> [Task to complete] Which lines below contain the word "require"? Copy each of them.

····················

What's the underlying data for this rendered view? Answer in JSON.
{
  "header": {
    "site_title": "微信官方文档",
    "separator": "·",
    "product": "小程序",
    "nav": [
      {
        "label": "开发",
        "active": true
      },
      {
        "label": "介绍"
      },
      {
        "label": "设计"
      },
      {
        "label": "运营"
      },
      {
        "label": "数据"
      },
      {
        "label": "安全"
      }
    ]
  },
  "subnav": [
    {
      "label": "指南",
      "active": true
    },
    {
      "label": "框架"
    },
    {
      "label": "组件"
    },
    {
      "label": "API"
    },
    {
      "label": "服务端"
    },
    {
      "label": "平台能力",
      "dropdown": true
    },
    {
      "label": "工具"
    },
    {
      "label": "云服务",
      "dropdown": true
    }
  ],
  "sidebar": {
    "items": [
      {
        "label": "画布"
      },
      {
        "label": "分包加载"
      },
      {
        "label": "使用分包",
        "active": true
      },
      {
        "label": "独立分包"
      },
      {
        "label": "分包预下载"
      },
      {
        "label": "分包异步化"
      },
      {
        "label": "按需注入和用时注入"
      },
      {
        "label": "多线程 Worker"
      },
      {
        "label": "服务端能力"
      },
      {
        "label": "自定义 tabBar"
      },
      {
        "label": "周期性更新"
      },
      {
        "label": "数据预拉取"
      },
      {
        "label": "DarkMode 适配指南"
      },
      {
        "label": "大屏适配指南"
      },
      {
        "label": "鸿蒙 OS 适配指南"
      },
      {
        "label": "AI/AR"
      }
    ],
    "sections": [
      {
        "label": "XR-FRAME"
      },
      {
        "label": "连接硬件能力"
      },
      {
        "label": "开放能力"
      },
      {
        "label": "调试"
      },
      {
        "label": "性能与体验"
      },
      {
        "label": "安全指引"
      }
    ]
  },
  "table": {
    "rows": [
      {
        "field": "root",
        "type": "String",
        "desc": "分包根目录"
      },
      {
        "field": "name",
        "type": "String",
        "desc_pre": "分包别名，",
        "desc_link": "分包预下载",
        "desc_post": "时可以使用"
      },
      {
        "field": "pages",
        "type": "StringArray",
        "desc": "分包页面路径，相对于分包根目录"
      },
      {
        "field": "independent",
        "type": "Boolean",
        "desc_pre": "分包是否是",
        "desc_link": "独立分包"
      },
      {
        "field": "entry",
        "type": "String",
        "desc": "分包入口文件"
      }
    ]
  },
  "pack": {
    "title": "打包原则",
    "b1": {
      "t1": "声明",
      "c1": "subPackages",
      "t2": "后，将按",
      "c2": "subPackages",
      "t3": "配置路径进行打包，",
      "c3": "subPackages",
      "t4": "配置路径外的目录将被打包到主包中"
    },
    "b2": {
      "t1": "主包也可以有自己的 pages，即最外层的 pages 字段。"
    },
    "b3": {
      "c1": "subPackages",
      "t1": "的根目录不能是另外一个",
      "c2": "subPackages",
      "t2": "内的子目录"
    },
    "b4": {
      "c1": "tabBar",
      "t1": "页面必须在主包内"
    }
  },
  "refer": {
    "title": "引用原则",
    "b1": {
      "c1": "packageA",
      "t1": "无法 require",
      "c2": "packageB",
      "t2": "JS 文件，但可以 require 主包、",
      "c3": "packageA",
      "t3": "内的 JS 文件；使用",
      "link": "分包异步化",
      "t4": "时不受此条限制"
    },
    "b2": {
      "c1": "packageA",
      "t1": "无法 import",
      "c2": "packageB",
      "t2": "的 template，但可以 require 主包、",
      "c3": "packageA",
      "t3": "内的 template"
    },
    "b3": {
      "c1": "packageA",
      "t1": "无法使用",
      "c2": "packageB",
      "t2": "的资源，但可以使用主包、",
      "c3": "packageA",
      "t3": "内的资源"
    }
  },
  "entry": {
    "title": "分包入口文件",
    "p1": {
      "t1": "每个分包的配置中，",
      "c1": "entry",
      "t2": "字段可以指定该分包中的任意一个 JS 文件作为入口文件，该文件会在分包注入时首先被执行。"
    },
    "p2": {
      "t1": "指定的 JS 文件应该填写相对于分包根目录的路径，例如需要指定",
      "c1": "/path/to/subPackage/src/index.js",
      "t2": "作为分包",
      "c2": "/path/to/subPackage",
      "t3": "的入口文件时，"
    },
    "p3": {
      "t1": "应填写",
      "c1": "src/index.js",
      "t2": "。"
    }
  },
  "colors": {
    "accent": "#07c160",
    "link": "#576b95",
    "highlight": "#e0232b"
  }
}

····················

> [Output]
      "t1": "无法 require",
      "t2": "JS 文件，但可以 require 主包、",
      "t2": "的 template，但可以 require 主包、",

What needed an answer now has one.